“Look into storage unit hires, hiring out a small storage unit to keep your outdoor furniture in can be a simple way to ensure your furniture doesn’t get too affected by the cold weather. As the cost of living is increasing this may not be possible for everyone.

“So, purchasing a small outdoor storage unit with a one-off payment may be the best option.”

Cushions and pillows will also need to be brought indoors if possible as they may turn damp and moldy. If storage is tight, the expert recommends using them on the sofa or beds.

5. Think about wildlife

The gardening pro said: “Birds can be vulnerable in the winter, so keeping a well-stocked bird feeder is a nice idea for your garden space.

“Not only will it provide food for birds, but it will also bring wildlife into your outdoor area.

“If you have the space, you could even make a hibernation station for hedgehogs by making a dome-like shelter using logs or wood, shrubbery and leaves.”

The expert also recommended starting to think about growing vegetables, a process which begins in the winter, ready for a spring or summer harvest.

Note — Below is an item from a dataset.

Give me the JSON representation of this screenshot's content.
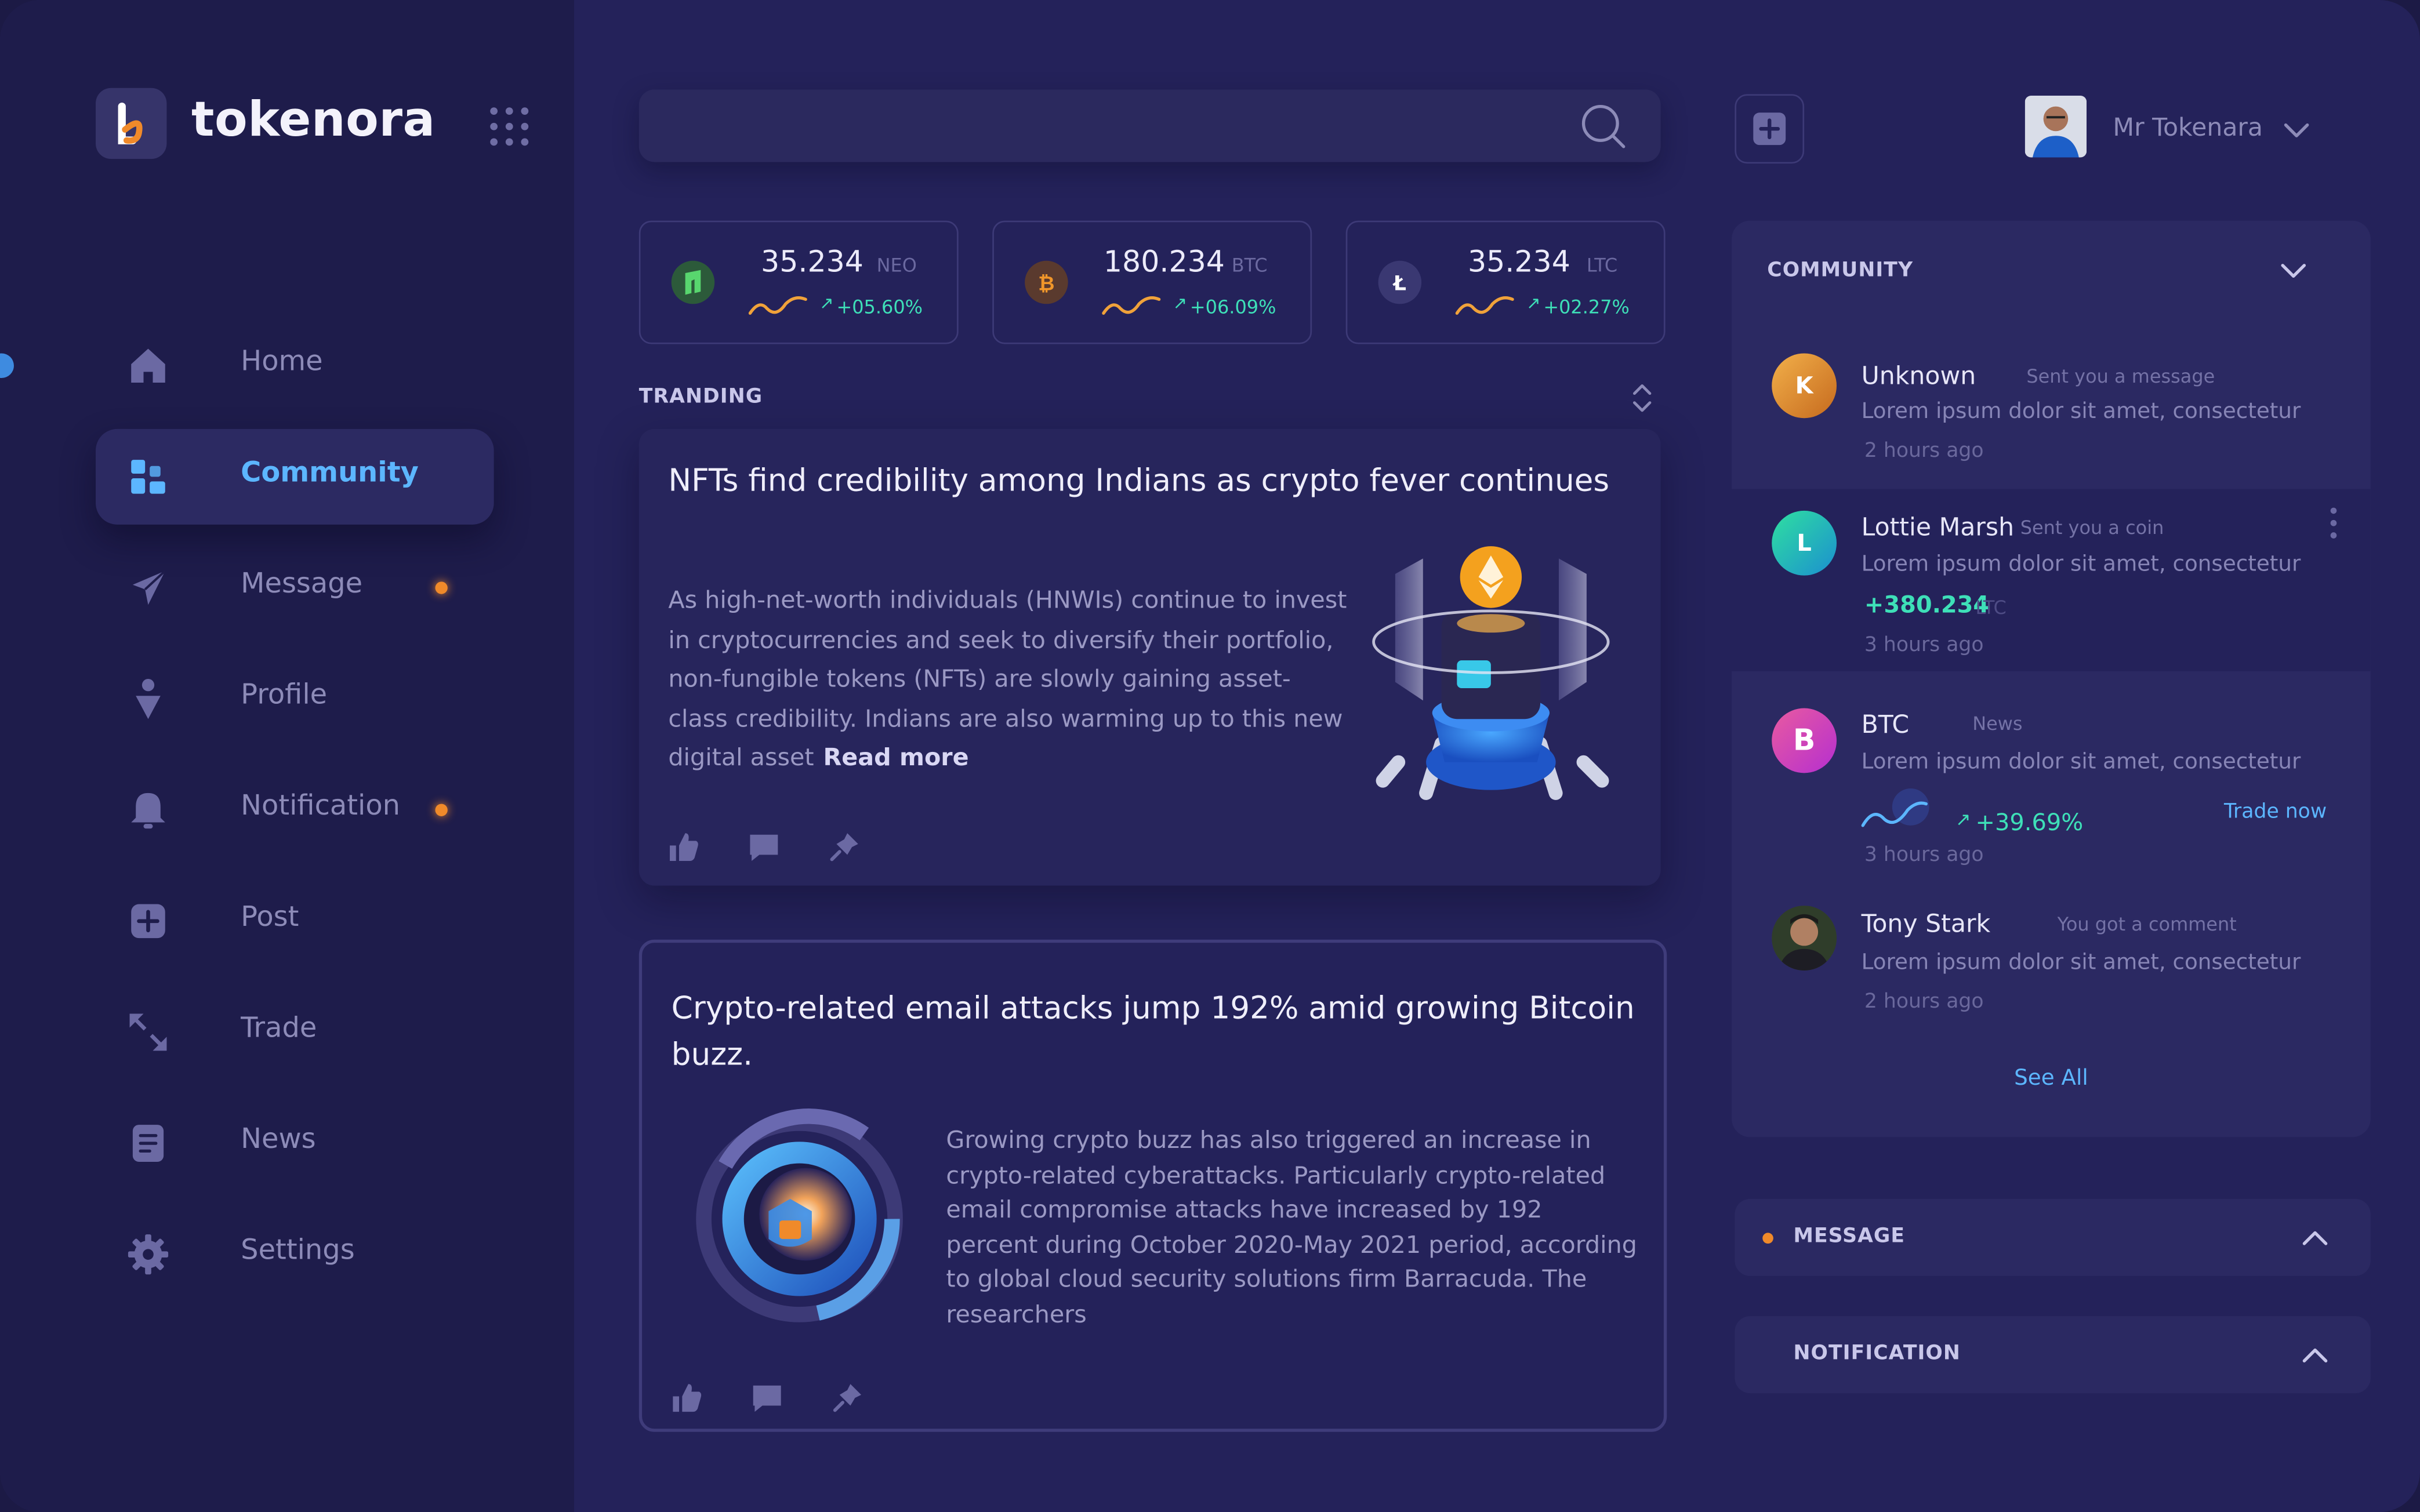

Lucy recommended growing onions, carrots, spinach, lettuce and asparagus.